    Ochipa C, Gonzalez Rothi LJ, Heilman KM (to be published) Ideational apraxia in Alzheimer’s disease. BrainGoogle Scholar
  14. 14.
    Pfeiffer E (1975) A short portable mental status questionnaire for the assessment of organic brain deficit in elderly patients. J Am Geriatr Soc 23:433–441PubMedGoogle Scholar
  15. 15.
    Poeck K, Luzzatti C (1988) Slowly progressive aphasia in three patients. Brain 111: 151–168PubMedCrossRefGoogle Scholar
  16. 16.
    Rao SM, Mittenberg W, Bernardin L, Haughton V, Leo GJ (1989) Neuropsychological test findings in subjects with leukoaraiosis. Arch Neurol 46:40–44PubMedCrossRefGoogle Scholar
  17. 17.
    Tanaka Y, Tanaka O, Mizuno Y, Yoshida M (1989) A radiologic study of dynamic processes in lacunar dementia. Stroke 22:1488–1493CrossRefGoogle Scholar
  18. 18.
    Von Cramon D, Kühnlein J, Wolfram A (1981) Die thalamische Demenz. Fortschr Neurol Psychiat 49:129–135CrossRefGoogle Scholar
  19. 19.
    Whitehouse PJ (1986) The concept of subcortical and cortical dementia: another look. Ann Neurol 19:1–6PubMedCrossRefGoogle Scholar

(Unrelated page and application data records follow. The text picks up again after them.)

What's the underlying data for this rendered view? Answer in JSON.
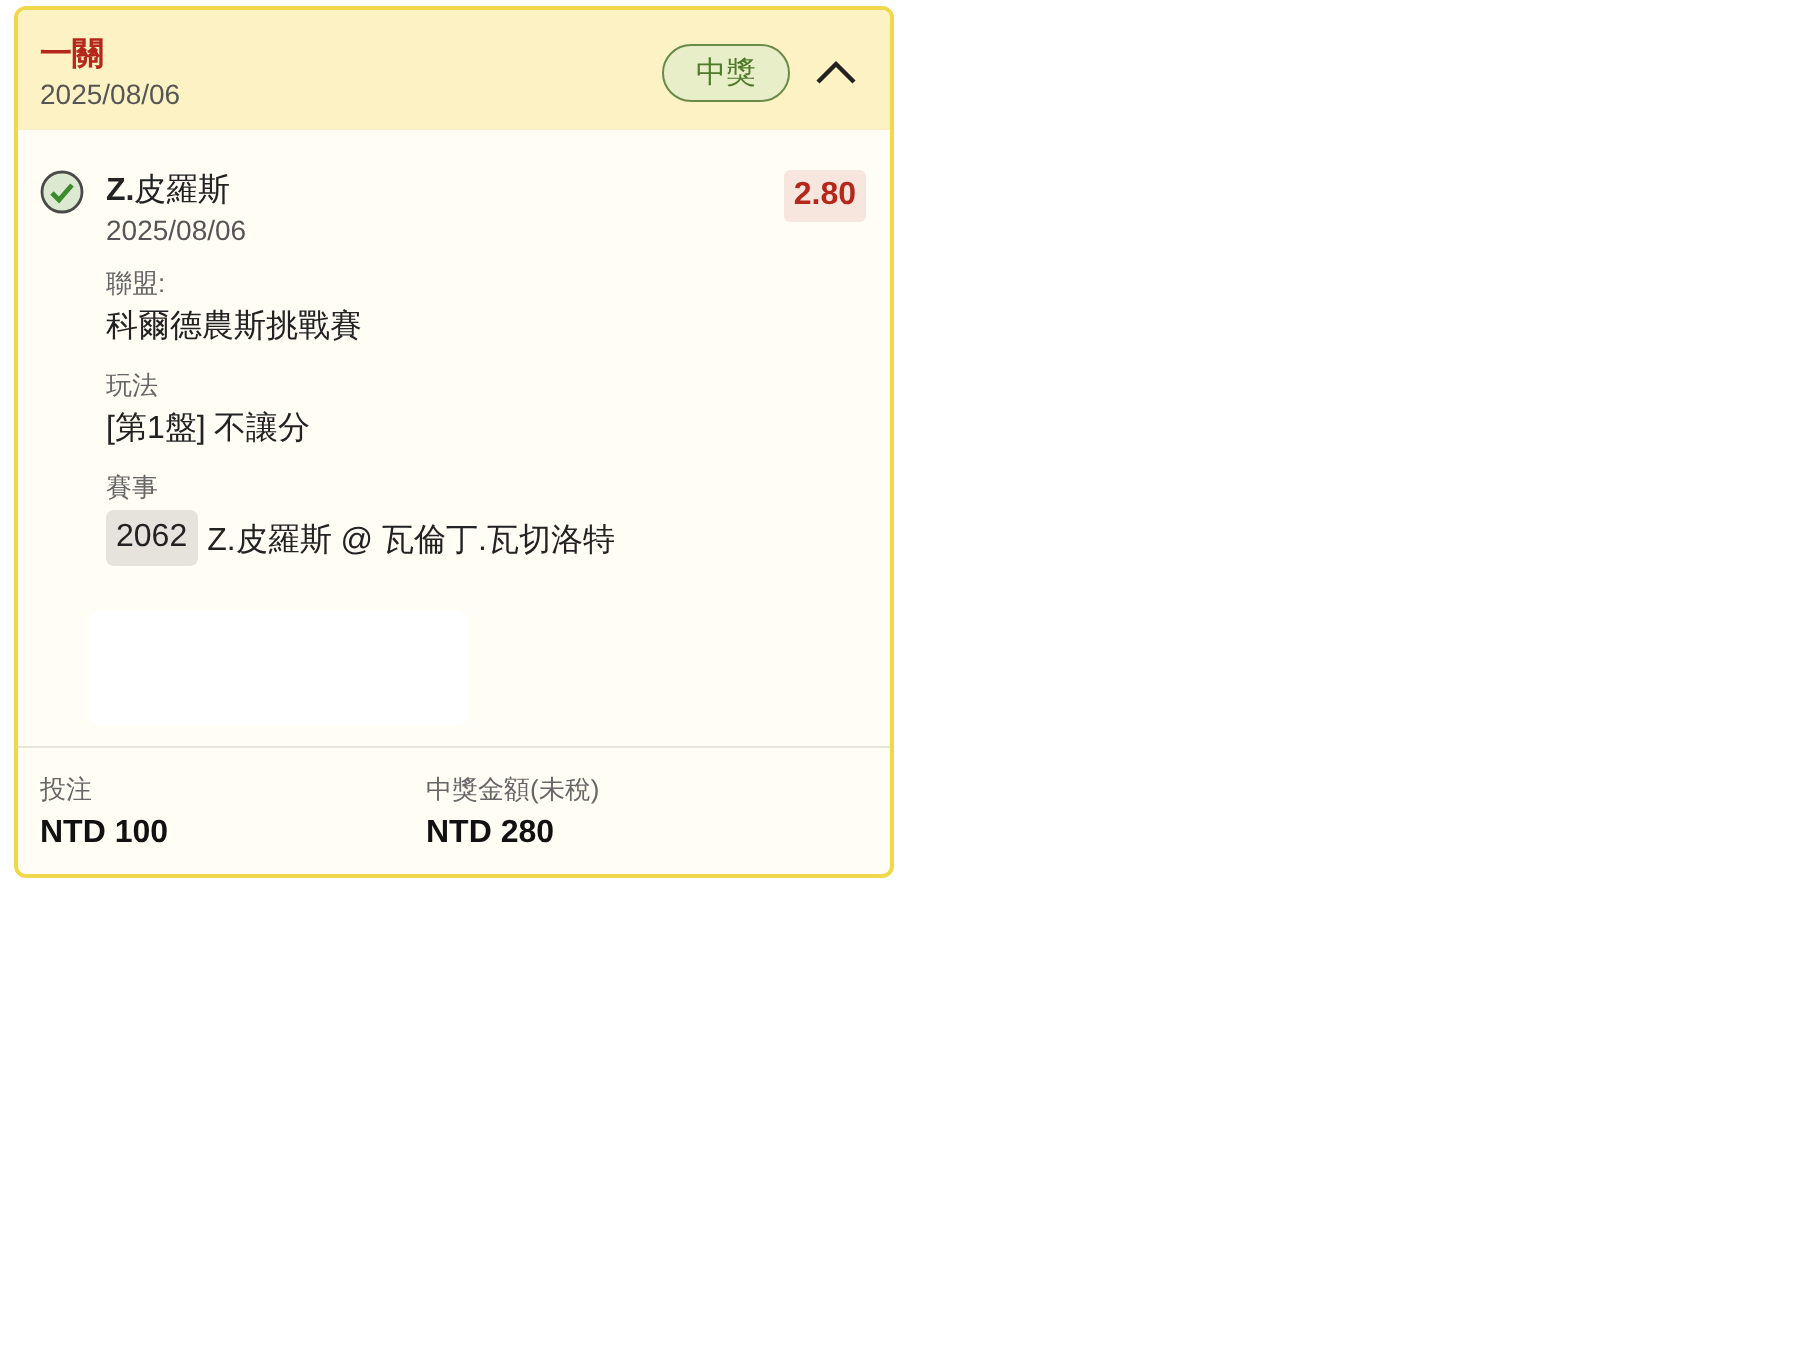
{
  "header": {
    "title": "一關",
    "date": "2025/08/06",
    "status": "中獎",
    "expanded": true
  },
  "selection": {
    "checked": true,
    "name": "**Z.**皮羅斯",
    "date": "2025/08/06",
    "odds": "2.80",
    "fields": [
      {
        "label": "聯盟:",
        "value": "科爾德農斯挑戰賽"
      },
      {
        "label": "玩法",
        "value": "[第1盤] 不讓分"
      }
    ],
    "match": {
      "label": "賽事",
      "code": "2062",
      "value": "Z.皮羅斯 @ 瓦倫丁.瓦切洛特"
    }
  },
  "footer": [
    {
      "label": "投注",
      "value": "NTD 100"
    },
    {
      "label": "中獎金額(未稅)",
      "value": "NTD 280"
    }
  ]
}
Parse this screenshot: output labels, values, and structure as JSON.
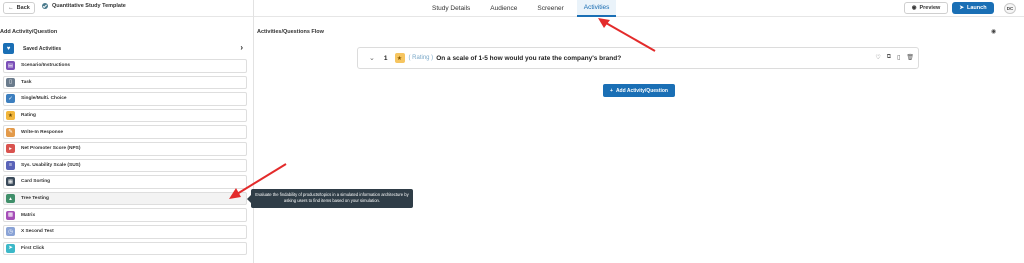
{
  "topbar": {
    "back_label": "Back",
    "project_title": "Quantitative Study Template",
    "tabs": [
      {
        "label": "Study Details",
        "active": false
      },
      {
        "label": "Audience",
        "active": false
      },
      {
        "label": "Screener",
        "active": false
      },
      {
        "label": "Activities",
        "active": true
      }
    ],
    "preview_label": "Preview",
    "launch_label": "Launch",
    "avatar_initials": "DC"
  },
  "left_panel": {
    "title": "Add Activity/Question",
    "saved_label": "Saved Activities",
    "items": [
      {
        "label": "Scenario/Instructions",
        "icon": "document-icon",
        "color": "#7b4fb8"
      },
      {
        "label": "Task",
        "icon": "clipboard-icon",
        "color": "#6a7b8c"
      },
      {
        "label": "Single/Multi. Choice",
        "icon": "checkbox-icon",
        "color": "#3d7fbf"
      },
      {
        "label": "Rating",
        "icon": "star-icon",
        "color": "#f2b63c"
      },
      {
        "label": "Write-In Response",
        "icon": "pencil-icon",
        "color": "#e39a4a"
      },
      {
        "label": "Net Promoter Score (NPS)",
        "icon": "megaphone-icon",
        "color": "#d9534f"
      },
      {
        "label": "Sys. Usability Scale (SUS)",
        "icon": "bars-icon",
        "color": "#5a63b8"
      },
      {
        "label": "Card Sorting",
        "icon": "cards-icon",
        "color": "#3a4a5a"
      },
      {
        "label": "Tree Testing",
        "icon": "tree-icon",
        "color": "#3f8f6a"
      },
      {
        "label": "Matrix",
        "icon": "grid-icon",
        "color": "#a64fb8"
      },
      {
        "label": "X Second Test",
        "icon": "timer-icon",
        "color": "#8aa3d6"
      },
      {
        "label": "First Click",
        "icon": "cursor-icon",
        "color": "#3cb8c8"
      }
    ]
  },
  "main": {
    "title": "Activities/Questions Flow",
    "question": {
      "number": "1",
      "tag": "( Rating )",
      "text": "On a scale of 1-5 how would you rate the company's brand?"
    },
    "add_button_label": "Add Activity/Question"
  },
  "tooltip": {
    "text": "Evaluate the findability of products/topics in a simulated information architecture by asking users to find items based on your simulation."
  },
  "colors": {
    "accent": "#1a6fb5",
    "annotation_arrow": "#e32b2b"
  }
}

Copyright information

© Springer-Verlag Berlin Heidelberg 1991

Authors and Affiliations

  • K. Poeck
    • 1
  1. 1.Department of NeurologyKlinikum der RWTH AachenAachenGermany

Personalised recommendations